Here are a few interesting recipes from the 13th-century Syrian book Kitab al-Wusla ila al-Habib. I have not attempted to work them out because you can’t get tail fat here in Los Angeles. Of course, you could use clarified butter. It wouldn’t give the same flavor as tail fat, but at least it wouldn’t coat the roof of your mouth.
Sharaih misriyya, Another recipe, delicious, the best there is. Take loin meat, cut it in pieces and cut tail fat the same size. Insert two pieces of meat and two pieces of fat on the skewer and roast as mentioned on a charcoal fire. Whenever the fat is about to drip, raise the tip of the skewer so that the fat drips onto the meat. Smear it with rose water and saffron and repeat several times until it is done. Sprinkle coriander seed on it and eat.
Another recipe. Take a liver, boil it and pound with it an equal amount of tail fat, and put hot spices and mixed spices with it. Stuff sausages with it, and it is delicious.
Artificial marrow. Take copper pipes the size of thighbones which are plugged at one end. Then take liver and boil it until done. Take a piece of it and a piece of tail fat, pound them fine and put them in the copper tubes and plug the end with dough. Put them in boiling water and boil until done. Shake them out in the bowl. They come out like marrow in color and flavor.
Harisa is boiled meat shredded and mixed with wheat cooked overnight and then pounded to a smooth consistency. The recipe ends: “Melt fresh tail fat and put it on the surface when you ladle it out. Throw finely ground cumin and cinnamon on it separately. Eat with aged soy sauce and fresh lemon juice.”
Anissa: Thank you Charles. Fascinating. Even today, people in the Emirates pour ghee over h’riss (their name for harisa or Lebanese h’risseh) and I am pretty sure that in some places, they use melted liyeh (arabic for fat tail) instead of ghee.

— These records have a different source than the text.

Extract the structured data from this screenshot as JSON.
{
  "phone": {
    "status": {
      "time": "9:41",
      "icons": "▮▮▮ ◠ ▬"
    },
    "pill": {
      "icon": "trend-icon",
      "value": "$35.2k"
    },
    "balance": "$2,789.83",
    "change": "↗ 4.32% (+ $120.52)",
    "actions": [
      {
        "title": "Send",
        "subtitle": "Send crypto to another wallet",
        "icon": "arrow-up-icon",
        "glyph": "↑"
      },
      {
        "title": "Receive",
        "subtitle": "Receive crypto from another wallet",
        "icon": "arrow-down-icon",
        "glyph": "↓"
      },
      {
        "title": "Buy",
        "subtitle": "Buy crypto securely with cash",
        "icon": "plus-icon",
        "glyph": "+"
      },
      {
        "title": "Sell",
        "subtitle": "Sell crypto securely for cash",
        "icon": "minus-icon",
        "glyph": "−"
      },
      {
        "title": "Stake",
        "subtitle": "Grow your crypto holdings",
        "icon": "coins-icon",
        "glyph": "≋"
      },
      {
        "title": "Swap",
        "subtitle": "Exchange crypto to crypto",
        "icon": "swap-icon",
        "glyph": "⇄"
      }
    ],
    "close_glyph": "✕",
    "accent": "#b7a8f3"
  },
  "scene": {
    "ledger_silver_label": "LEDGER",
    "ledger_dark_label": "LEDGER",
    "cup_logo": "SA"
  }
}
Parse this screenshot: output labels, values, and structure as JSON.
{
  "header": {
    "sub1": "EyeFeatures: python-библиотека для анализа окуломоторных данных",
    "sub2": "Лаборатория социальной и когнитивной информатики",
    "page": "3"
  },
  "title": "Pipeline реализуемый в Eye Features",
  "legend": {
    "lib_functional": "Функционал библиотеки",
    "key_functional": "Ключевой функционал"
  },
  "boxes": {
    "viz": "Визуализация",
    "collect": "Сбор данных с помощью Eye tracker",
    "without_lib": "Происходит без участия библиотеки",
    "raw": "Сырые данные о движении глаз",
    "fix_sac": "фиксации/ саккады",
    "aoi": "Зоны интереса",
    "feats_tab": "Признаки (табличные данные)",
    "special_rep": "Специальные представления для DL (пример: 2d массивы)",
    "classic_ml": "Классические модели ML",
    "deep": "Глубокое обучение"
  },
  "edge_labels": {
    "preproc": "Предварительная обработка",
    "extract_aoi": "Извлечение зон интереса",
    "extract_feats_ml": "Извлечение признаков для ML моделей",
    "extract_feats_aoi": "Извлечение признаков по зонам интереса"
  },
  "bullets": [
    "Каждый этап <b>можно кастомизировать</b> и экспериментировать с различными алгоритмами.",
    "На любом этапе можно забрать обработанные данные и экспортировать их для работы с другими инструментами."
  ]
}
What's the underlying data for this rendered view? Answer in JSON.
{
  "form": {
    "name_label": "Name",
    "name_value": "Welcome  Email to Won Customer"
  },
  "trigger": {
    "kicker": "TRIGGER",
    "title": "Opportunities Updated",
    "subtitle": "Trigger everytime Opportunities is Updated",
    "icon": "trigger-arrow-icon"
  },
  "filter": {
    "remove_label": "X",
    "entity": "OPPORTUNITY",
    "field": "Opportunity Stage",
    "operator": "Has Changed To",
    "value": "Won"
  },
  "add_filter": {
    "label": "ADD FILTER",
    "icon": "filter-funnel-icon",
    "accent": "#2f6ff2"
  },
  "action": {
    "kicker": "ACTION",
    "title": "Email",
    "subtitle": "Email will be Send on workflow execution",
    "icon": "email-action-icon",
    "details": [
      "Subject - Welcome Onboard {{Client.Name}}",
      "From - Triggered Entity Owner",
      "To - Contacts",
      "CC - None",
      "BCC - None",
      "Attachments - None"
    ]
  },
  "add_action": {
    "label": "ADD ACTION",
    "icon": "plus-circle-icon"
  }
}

As for the pictures, the top one is of a whole lamb roast that was served at a feast in Doha with the tail on! I took some and it was wonderful. The middle picture is of lambs in a market with some having just been sheared and even though the picture is not brilliant, you can see the shape of the fat tail. The following picture is of a butcher in souk el-Srijeh in Damascus next to a lamb carcass that has most of the fat tail still on while the bottom picture is of a kebab stall in Gaziantep in south eastern Turkey. The white bits are pieces of grilled fat tail. My favourite part!

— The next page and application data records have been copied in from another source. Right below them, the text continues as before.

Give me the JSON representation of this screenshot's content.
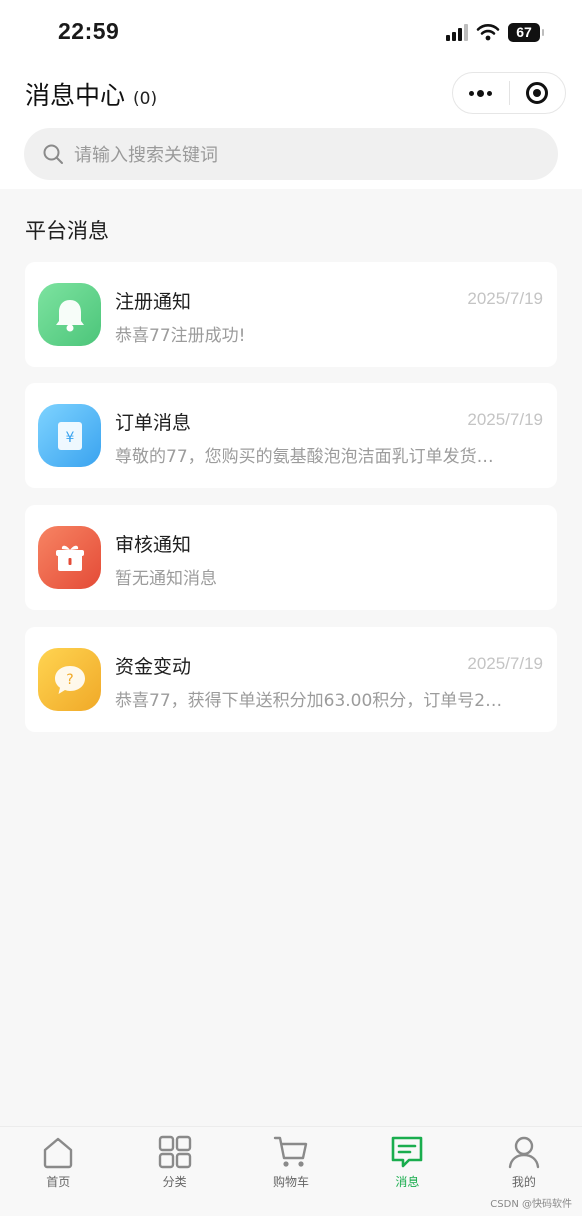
{
  "status_bar": {
    "time": "22:59",
    "battery": "67"
  },
  "header": {
    "title": "消息中心",
    "count": "(0)"
  },
  "search": {
    "placeholder": "请输入搜索关键词"
  },
  "section": {
    "title": "平台消息"
  },
  "messages": [
    {
      "title": "注册通知",
      "date": "2025/7/19",
      "preview": "恭喜77注册成功!",
      "icon": "bell-icon",
      "color": "#5fd28a"
    },
    {
      "title": "订单消息",
      "date": "2025/7/19",
      "preview": "尊敬的77，您购买的氨基酸泡泡洁面乳订单发货…",
      "icon": "receipt-yuan-icon",
      "color": "#56b9f5"
    },
    {
      "title": "审核通知",
      "date": "",
      "preview": "暂无通知消息",
      "icon": "gift-icon",
      "color": "#ef6548"
    },
    {
      "title": "资金变动",
      "date": "2025/7/19",
      "preview": "恭喜77，获得下单送积分加63.00积分，订单号2…",
      "icon": "question-bubble-icon",
      "color": "#f6bf35"
    }
  ],
  "tabbar": [
    {
      "label": "首页",
      "icon": "home-icon"
    },
    {
      "label": "分类",
      "icon": "grid-icon"
    },
    {
      "label": "购物车",
      "icon": "cart-icon"
    },
    {
      "label": "消息",
      "icon": "message-icon",
      "active": true
    },
    {
      "label": "我的",
      "icon": "user-icon"
    }
  ],
  "colors": {
    "accent": "#1aad4e"
  },
  "watermark": "CSDN @快码软件"
}
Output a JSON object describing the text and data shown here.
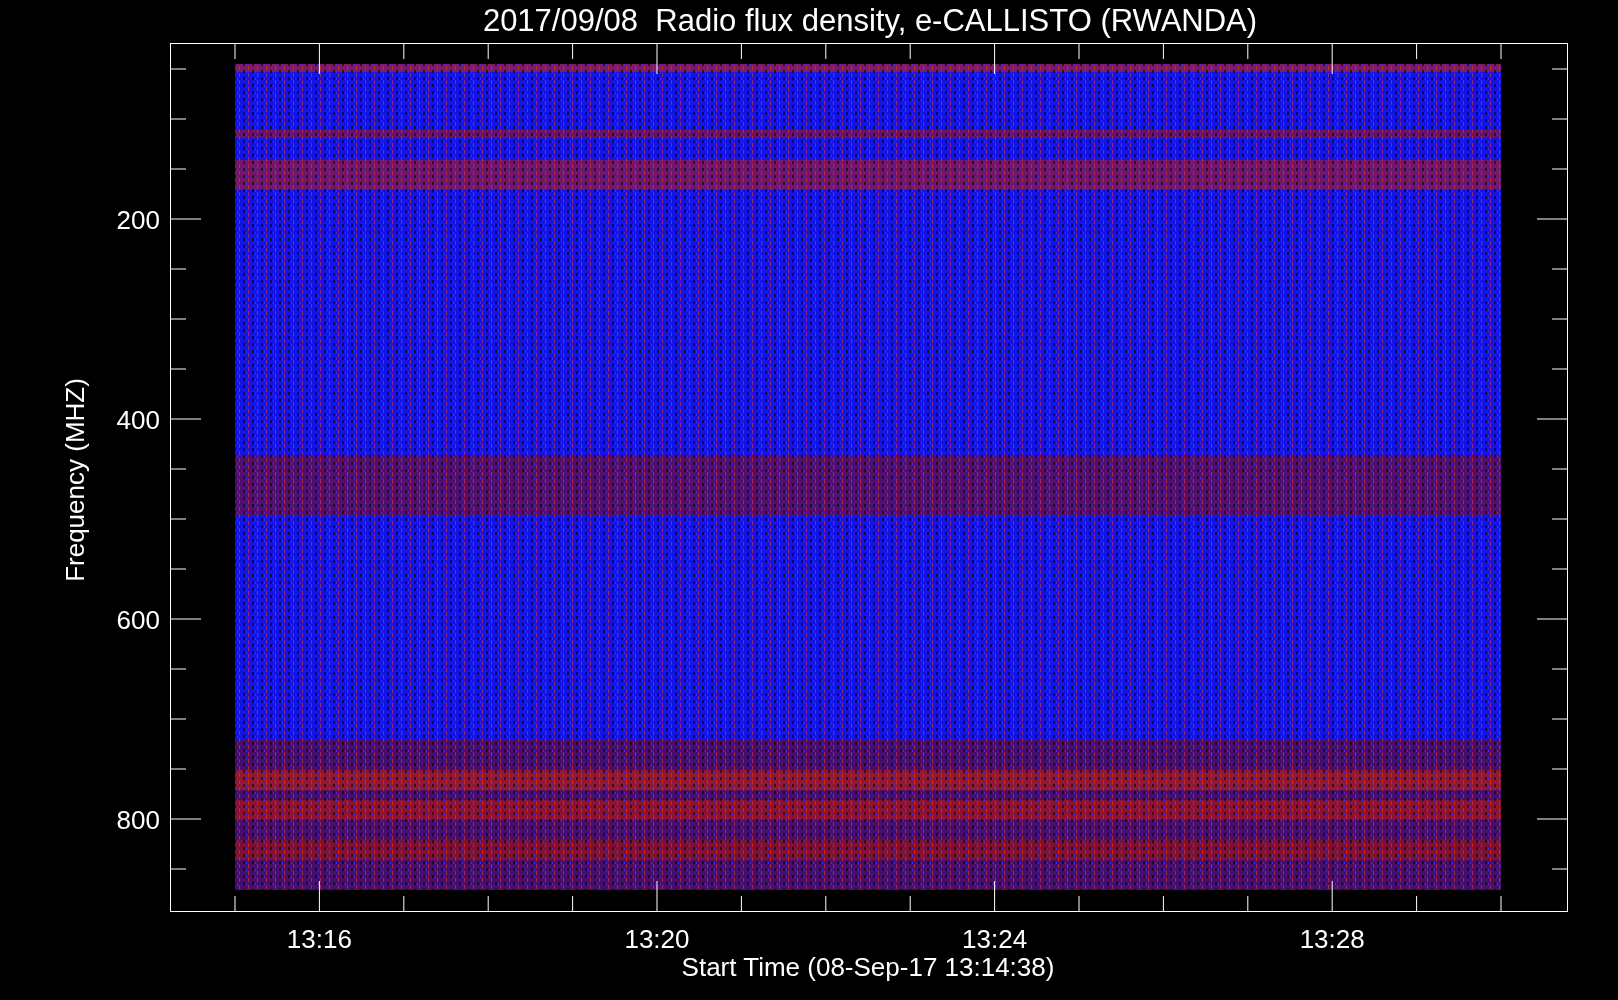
{
  "title": "2017/09/08  Radio flux density, e-CALLISTO (RWANDA)",
  "ylabel": "Frequency (MHZ)",
  "yticks": [
    "200",
    "400",
    "600",
    "800"
  ],
  "xticks": [
    "13:16",
    "13:20",
    "13:24",
    "13:28"
  ],
  "xlabel": "Start Time (08-Sep-17 13:14:38)"
}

Ps. I have added the illustration of the sheep dragging his tail on a cart which may be the same one as Charles used in the paper he gave on fat-tail sheep at the Oxford Symposium in 1994. He couldn’t remember where he had taken it from and today, I was writing about Aida Kanafani-Zahar and suddenly I remembered her book, le Mouton et le Murier (the Mutton and the Mulberry Tree) and lo and behold, there was the illustration. So, I scanned it and updated the post. I will also link to Charles’ paper as soon as it is up in google books where all the symposium papers are or will be!
Tagged : artificial marrow, awassi sheep, Charles Perry, damascus, fat tail, fat tail carriag, feast in doha with whole lamb, ghee, h'riss, h'risseh, harisa, herodotus, karaman sheep, Kitab al-Tabikh, kitab al-wusla ila al-habib, kufta, lahm meshwi, liyeh, medieval Arab cookery, oxford symposium, sharaih misriyya, souk el-srijeh 37